Mentions: The RT and PE analyses revealed significant main effects of Correspondence, F(1,69) = 190.014, p < .0001, MSE=212.42, η2p=0.73 (RT), F(1,69) = 44.525, p < .0001, MSE=11.09, η2p=0.39 (PE). Participants were faster and produced less errors on corresponding (378 ms and 3.4 %, respectively) than on noncorresponding (411 ms and 7.1 %) trials. Importantly, neither the main effects of Aroma Group nor the interactions involving Correspondence and Aroma Group were significant, Fs≤1.52, ps≥.23 (see Fig. 2, panels A and B).Fig. 2


With peppermints you're not my prince: aroma modulates self-other integration.

Sellaro R, Hommel B, Rossi Paccani C, Colzato LS - Atten Percept Psychophys (2015)

Experiment 2 (two-choice Simon task): Mean correct reaction times (RTs; panel a) and percentage of errors (PEs; panel b) as a function of group (lavender, peppermint, and control) and spatial stimulus-response (S-R) correspondence. Error bars show standard errors of the means
© Copyright Policy - OpenAccess
Related In: Results  -  Collection

Show All Figures
getmorefigures.php?uid=PMC4644205&req=5

Fig2: Experiment 2 (two-choice Simon task): Mean correct reaction times (RTs; panel a) and percentage of errors (PEs; panel b) as a function of group (lavender, peppermint, and control) and spatial stimulus-response (S-R) correspondence. Error bars show standard errors of the means
Mentions: The RT and PE analyses revealed significant main effects of Correspondence, F(1,69) = 190.014, p < .0001, MSE=212.42, η2p=0.73 (RT), F(1,69) = 44.525, p < .0001, MSE=11.09, η2p=0.39 (PE). Participants were faster and produced less errors on corresponding (378 ms and 3.4 %, respectively) than on noncorresponding (411 ms and 7.1 %) trials. Importantly, neither the main effects of Aroma Group nor the interactions involving Correspondence and Aroma Group were significant, Fs≤1.52, ps≥.23 (see Fig. 2, panels A and B).Fig. 2

Bottom Line: Results showed that both aromas modulated the size of the JSE, although they had a dissociable effect on reaction times (RTs) and percentage of errors (PEs).Whilst the JSE in RTs was found to be less pronounced in the peppermint group, compared to the lavender and no-aroma groups, the JSE in PEs was significantly more pronounced in the lavender group, compared to the peppermint and no-aroma group.These results are consistent with the emerging literature suggesting that the degree of self-other integration does not reflect a trait but a particular cognitive state, which can be biased towards excluding or integrating the other in one's self-representation.

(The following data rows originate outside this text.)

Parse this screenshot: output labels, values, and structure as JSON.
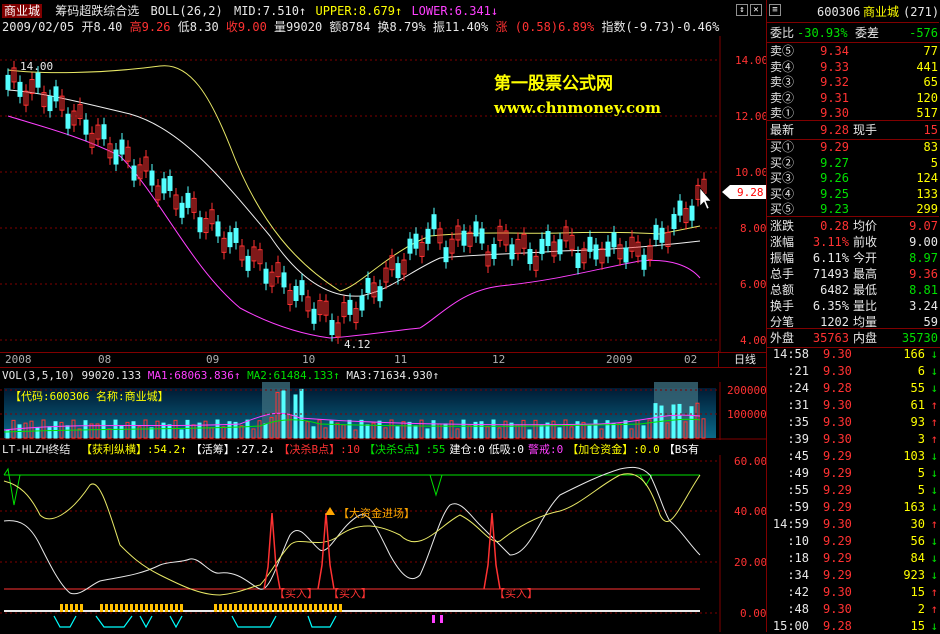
{
  "header": {
    "stock_name": "商业城",
    "indicator": "筹码超跌综合选",
    "boll_label": "BOLL(26,2)",
    "mid": "MID:7.510",
    "upper": "UPPER:8.679",
    "lower": "LOWER:6.341",
    "up_arrow": "↑",
    "down_arrow": "↓",
    "date": "2009/02/05",
    "open": "开8.40",
    "high": "高9.26",
    "low": "低8.30",
    "close": "收9.00",
    "vol": "量99020",
    "amount": "额8784",
    "turnover": "换8.79%",
    "amplitude": "振11.40%",
    "change": "涨 (0.58)6.89%",
    "index": "指数(-9.73)-0.46%"
  },
  "watermark": {
    "line1": "第一股票公式网",
    "line2": "www.chnmoney.com"
  },
  "price_axis": {
    "ticks": [
      "14.00",
      "12.00",
      "10.00",
      "8.00",
      "6.00",
      "4.00"
    ],
    "current": "9.28"
  },
  "price_annotations": {
    "high_label": "14.00",
    "low_label": "4.12"
  },
  "time_axis": {
    "labels": [
      "2008",
      "08",
      "09",
      "10",
      "11",
      "12",
      "2009",
      "02"
    ],
    "period": "日线"
  },
  "volume": {
    "title": "VOL(3,5,10)",
    "value": "99020.133",
    "ma1": "MA1:68063.836",
    "ma2": "MA2:61484.133",
    "ma3": "MA3:71634.930",
    "code_label": "【代码:600306 名称:商业城】",
    "axis": [
      "200000",
      "100000"
    ]
  },
  "indicator_panel": {
    "name": "LT-HLZH终结",
    "items": [
      {
        "label": "【获利纵横】",
        "value": ":54.2",
        "arrow": "↑",
        "color": "#ffff00"
      },
      {
        "label": "【活筹】",
        "value": ":27.2",
        "arrow": "↓",
        "color": "#ffffff"
      },
      {
        "label": "【决杀B点】",
        "value": ":10",
        "arrow": "",
        "color": "#ff3232"
      },
      {
        "label": "【决杀S点】",
        "value": ":55",
        "arrow": "",
        "color": "#00e000"
      },
      {
        "label": "建仓",
        "value": ":0",
        "arrow": "",
        "color": "#ffffff"
      },
      {
        "label": "低吸",
        "value": ":0",
        "arrow": "",
        "color": "#ffffff"
      },
      {
        "label": "警戒",
        "value": ":0",
        "arrow": "",
        "color": "#ff40ff"
      },
      {
        "label": "【加仓资金】",
        "value": ":0.0",
        "arrow": "",
        "color": "#ffff00"
      },
      {
        "label": "【BS有",
        "value": "",
        "arrow": "",
        "color": "#ffffff"
      }
    ],
    "axis": [
      "60.00",
      "40.00",
      "20.00",
      "0.00"
    ],
    "big_money": "【大资金进场】",
    "buy_label": "【买入】"
  },
  "quote": {
    "code": "600306",
    "name": "商业城",
    "count": "(271)",
    "weibi_label": "委比",
    "weibi": "-30.93%",
    "weicha_label": "委差",
    "weicha": "-576",
    "sells": [
      {
        "label": "卖⑤",
        "price": "9.34",
        "vol": "77"
      },
      {
        "label": "卖④",
        "price": "9.33",
        "vol": "441"
      },
      {
        "label": "卖③",
        "price": "9.32",
        "vol": "65"
      },
      {
        "label": "卖②",
        "price": "9.31",
        "vol": "120"
      },
      {
        "label": "卖①",
        "price": "9.30",
        "vol": "517"
      }
    ],
    "latest_label": "最新",
    "latest": "9.28",
    "xianshou_label": "现手",
    "xianshou": "15",
    "buys": [
      {
        "label": "买①",
        "price": "9.29",
        "vol": "83"
      },
      {
        "label": "买②",
        "price": "9.27",
        "vol": "5"
      },
      {
        "label": "买③",
        "price": "9.26",
        "vol": "124"
      },
      {
        "label": "买④",
        "price": "9.25",
        "vol": "133"
      },
      {
        "label": "买⑤",
        "price": "9.23",
        "vol": "299"
      }
    ],
    "stats": [
      {
        "l1": "涨跌",
        "v1": "0.28",
        "l2": "均价",
        "v2": "9.07",
        "c1": "#ff3232",
        "c2": "#ff3232"
      },
      {
        "l1": "涨幅",
        "v1": "3.11%",
        "l2": "前收",
        "v2": "9.00",
        "c1": "#ff3232",
        "c2": "#e8e8e8"
      },
      {
        "l1": "振幅",
        "v1": "6.11%",
        "l2": "今开",
        "v2": "8.97",
        "c1": "#e8e8e8",
        "c2": "#00e000"
      },
      {
        "l1": "总手",
        "v1": "71493",
        "l2": "最高",
        "v2": "9.36",
        "c1": "#e8e8e8",
        "c2": "#ff3232"
      },
      {
        "l1": "总额",
        "v1": "6482",
        "l2": "最低",
        "v2": "8.81",
        "c1": "#e8e8e8",
        "c2": "#00e000"
      },
      {
        "l1": "换手",
        "v1": "6.35%",
        "l2": "量比",
        "v2": "3.24",
        "c1": "#e8e8e8",
        "c2": "#e8e8e8"
      },
      {
        "l1": "分笔",
        "v1": "1202",
        "l2": "均量",
        "v2": "59",
        "c1": "#e8e8e8",
        "c2": "#e8e8e8"
      }
    ],
    "outer_label": "外盘",
    "outer": "35763",
    "inner_label": "内盘",
    "inner": "35730"
  },
  "ticks": [
    {
      "time": "14:58",
      "price": "9.30",
      "vol": "166",
      "dir": "↓",
      "pc": "#ff3232",
      "dc": "#00e000"
    },
    {
      "time": ":21",
      "price": "9.30",
      "vol": "6",
      "dir": "↓",
      "pc": "#ff3232",
      "dc": "#00e000"
    },
    {
      "time": ":24",
      "price": "9.28",
      "vol": "55",
      "dir": "↓",
      "pc": "#ff3232",
      "dc": "#00e000"
    },
    {
      "time": ":31",
      "price": "9.30",
      "vol": "61",
      "dir": "↑",
      "pc": "#ff3232",
      "dc": "#ff3232"
    },
    {
      "time": ":35",
      "price": "9.30",
      "vol": "93",
      "dir": "↑",
      "pc": "#ff3232",
      "dc": "#ff3232"
    },
    {
      "time": ":39",
      "price": "9.30",
      "vol": "3",
      "dir": "↑",
      "pc": "#ff3232",
      "dc": "#ff3232"
    },
    {
      "time": ":45",
      "price": "9.29",
      "vol": "103",
      "dir": "↓",
      "pc": "#ff3232",
      "dc": "#00e000"
    },
    {
      "time": ":49",
      "price": "9.29",
      "vol": "5",
      "dir": "↓",
      "pc": "#ff3232",
      "dc": "#00e000"
    },
    {
      "time": ":55",
      "price": "9.29",
      "vol": "5",
      "dir": "↓",
      "pc": "#ff3232",
      "dc": "#00e000"
    },
    {
      "time": ":59",
      "price": "9.29",
      "vol": "163",
      "dir": "↓",
      "pc": "#ff3232",
      "dc": "#00e000"
    },
    {
      "time": "14:59",
      "price": "9.30",
      "vol": "30",
      "dir": "↑",
      "pc": "#ff3232",
      "dc": "#ff3232"
    },
    {
      "time": ":10",
      "price": "9.29",
      "vol": "56",
      "dir": "↓",
      "pc": "#ff3232",
      "dc": "#00e000"
    },
    {
      "time": ":18",
      "price": "9.29",
      "vol": "84",
      "dir": "↓",
      "pc": "#ff3232",
      "dc": "#00e000"
    },
    {
      "time": ":34",
      "price": "9.29",
      "vol": "923",
      "dir": "↓",
      "pc": "#ff3232",
      "dc": "#00e000"
    },
    {
      "time": ":42",
      "price": "9.30",
      "vol": "15",
      "dir": "↑",
      "pc": "#ff3232",
      "dc": "#ff3232"
    },
    {
      "time": ":48",
      "price": "9.30",
      "vol": "2",
      "dir": "↑",
      "pc": "#ff3232",
      "dc": "#ff3232"
    },
    {
      "time": "15:00",
      "price": "9.28",
      "vol": "15",
      "dir": "↓",
      "pc": "#ff3232",
      "dc": "#00e000"
    }
  ]
}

View Article: PubMed Central - PubMed

Affiliation: Institute for Psychological Research and Leiden Institute for Brain and Cognition, Leiden University, Leiden, The Netherlands. r.sellaro@fsw.leidenuniv.nl.

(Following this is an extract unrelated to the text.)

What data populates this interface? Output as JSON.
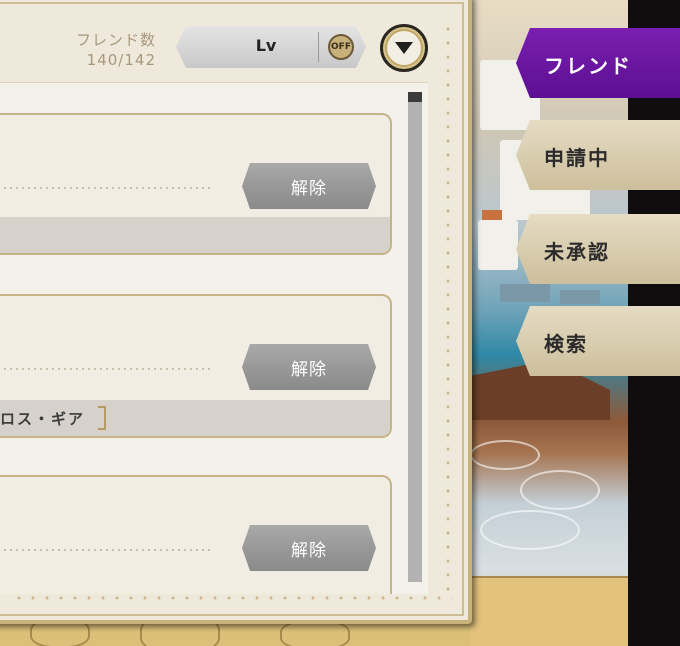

ABSTRACT
Recent studies showed that self-other integration, as indexed by the joint Simon effect (JSE), can be modulated by biasing participants towards particular (integrative vs. exclusive) cognitive-control states. Interestingly, there is evidence suggesting that such control states can be induced by particular odors: stimulating odors (e.g., peppermint aroma) seem to induce a more focused, exclusive state; relaxing odors (e.g., lavender aroma) are thought to induce a broader, more integrative state. In the present study, we tested the possible impact of peppermint and lavender aromas on self-other integration. Pairs of participants performed the joint Simon task in an either peppermint- or lavender-scented testing room. Results showed that both aromas modulated the size of the JSE, although they had a dissociable effect on reaction times (RTs) and percentage of errors (PEs). Whilst the JSE in RTs was found to be less pronounced in the peppermint group, compared to the lavender and no-aroma groups, the JSE in PEs was significantly more pronounced in the lavender group, compared to the peppermint and no-aroma group. These results are consistent with the emerging literature suggesting that the degree of self-other integration does not reflect a trait but a particular cognitive state, which can be biased towards excluding or integrating the other in one's self-representation.

Show MeSH